TheMarkSmith, diehard Braves fan, has a good take on the players going back and forth.
The Braves were once the lead for Jake Peavy's services. Now, that's all but done, in my opinion. They aren't trading their best arms (Hanson). That leaves the Cubbies as the primary target, I think, for Peavy to stay in the NL. Maybe San Fran will surprise but I don't think their farm system has anything of note to entice SD. Of course, maybe you've heard me say this before, that leaves the Yanks still lurking in the weeds, waiting for the price to become low enough to jump on. I think Towers has painted himself into a very tight corner here. SD fans will not be happy once Peavy is sent for a less than stunning package of prospects. And it will happen. Maybe not to the Yanks, but someone's going to get Peavy on the relatively cheap.
Now the Braves are reportedly exploring a 5 year offer for Burnett.

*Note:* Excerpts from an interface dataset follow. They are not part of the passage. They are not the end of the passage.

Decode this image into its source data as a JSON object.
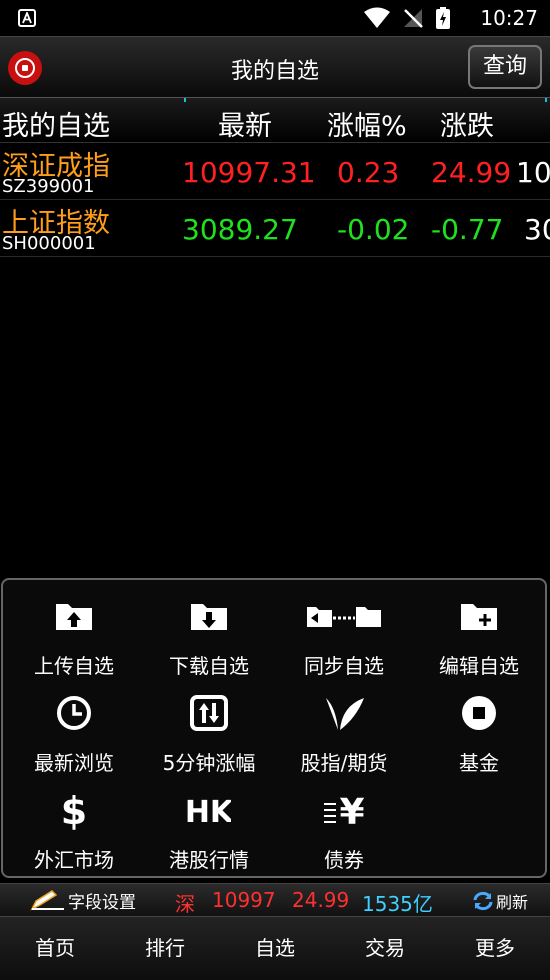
{
  "status": {
    "time": "10:27"
  },
  "titlebar": {
    "title": "我的自选",
    "query_label": "查询"
  },
  "table": {
    "headers": {
      "name": "我的自选",
      "latest": "最新",
      "pct": "涨幅%",
      "change": "涨跌"
    },
    "rows": [
      {
        "name": "深证成指",
        "code": "SZ399001",
        "latest": "10997.31",
        "pct": "0.23",
        "change": "24.99",
        "extra": "10",
        "trend": "up"
      },
      {
        "name": "上证指数",
        "code": "SH000001",
        "latest": "3089.27",
        "pct": "-0.02",
        "change": "-0.77",
        "extra": "30",
        "trend": "down"
      }
    ]
  },
  "menu": {
    "items": [
      {
        "label": "上传自选",
        "icon": "folder-upload-icon"
      },
      {
        "label": "下载自选",
        "icon": "folder-download-icon"
      },
      {
        "label": "同步自选",
        "icon": "folder-sync-icon"
      },
      {
        "label": "编辑自选",
        "icon": "folder-add-icon"
      },
      {
        "label": "最新浏览",
        "icon": "clock-icon"
      },
      {
        "label": "5分钟涨幅",
        "icon": "updown-arrows-icon"
      },
      {
        "label": "股指/期货",
        "icon": "leaf-icon"
      },
      {
        "label": "基金",
        "icon": "stop-circle-icon"
      },
      {
        "label": "外汇市场",
        "icon": "dollar-icon"
      },
      {
        "label": "港股行情",
        "icon": "hk-icon"
      },
      {
        "label": "债券",
        "icon": "yen-icon"
      }
    ]
  },
  "strip": {
    "field_settings": "字段设置",
    "market": "深",
    "index": "10997",
    "change": "24.99",
    "amount": "1535亿",
    "refresh": "刷新"
  },
  "nav": [
    "首页",
    "排行",
    "自选",
    "交易",
    "更多"
  ],
  "colors": {
    "up": "#ff2020",
    "down": "#1fe21f",
    "stock_name": "#ff9e1b",
    "amount": "#3fd0ff",
    "logo": "#c81010"
  }
}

Just as they were finalizing a trade for Javier Vazquez, the Braves were preparing a five-year offer for A.J. Burnett, according to sources. Burnett, considered the No.2 starter on the market, was expected to wait for Sabathia to make the first move. But with the Yankees, Red Sox and Blue Jays all apparently hesitant to give Burnett a fifth year, the 31-year-old might jump at Atlanta's offer before Sabathia makes his decision.
If Atlanta trots out a rotation of Jurrjens, Burnett and Vazquez, that's probably good enough to make things even more interesting in the NL East.
I can imagine Cashman talking to Burnett's agent, whispering that if CC goes elsewhere, a 5 year offer for Burnett's services will be faxed by lunchtime. Heck, that might be happening anyways.
And not for nothing, but I think the Yanks should be looking closely at Sheets, if they aren't already. The good guys at RAB are big on Sheets. Can't disagree, except for the fact that Burnett's proven himself in the AL East while Sheets has only succeeded in the NL Central. Biiiiig difference. That said, I think he'd make a nice addition, says the greedy one.
UPDATE: From Keith Law, as promised, who's always reliable for good scout-eriffic analysis:
The package going back to the White Sox relies heavily on one prospect, breakout slugger Tyler Flowers, to make it a solid return. Brent Lillibridge is a nice utility player who can handle playing shortstop, second or center field but who is little more than a slap-hitter without good secondary skills, limiting his upside to a bench role. Third baseman Jon Gilmore is a moderate-tools prospect with very limited feel, below-average speed, and a limited power ceiling; he reminds me of Ryan Sweeney, another player from Iowa who was hyped as an amateur beyond what his actual tools merited.
The wild card for Chicago is left-hander Santos Rodriguez, a Gulf Coast League repeater with an outstanding arm. He's a long, lanky kid whose fastball sits 95-96 mph, and he shows some feel for a breaking ball. The delivery isn't pretty, and his command is still well below average, so he probably projects as a reliever. But his upside, even in the pen, is substantial, although his probability of reaching it right now given his inexperience and delivery is not that high.
Flowers, on the other hand, is going to produce offensively at the big-league level, possibly as soon as 2010. It's not quite the way you'd draw it up -- he bars his front arm slightly with his hands all the way back and takes an all-out swing -- but he has a very good eye and raw power, particularly to left and left-center. (His 17 home runs may not look impressive, but Myrtle Beach -- high Class A -- is a horrible place to hit.) He may not hit for a high average -- I'd like to see him prove he can catch up to better fastballs, as his bat speed isn't great on top of where he starts his hands -- but he'll post a high OBP and should be a 25-plus home run guy when he's established in the majors, perhaps more in a homer-friendly park like Chicago's. Flowers' drawback is behind the plate, where he's slow and blocky and has a fringe-average arm; he'll never be a defensive asset, but the White Sox have lived with A.J. Pierzynski back there for years and won a World Series with him, so they don't seem likely to overvalue defense at catcher. If Flowers reaches or comes near his ceiling, he alone is a good return on two years of Vazquez at a slightly below-market $11 million per year. But if Flowers can't catch or has too much trouble making contact at higher levels, the rest of the package isn't likely to make up for it.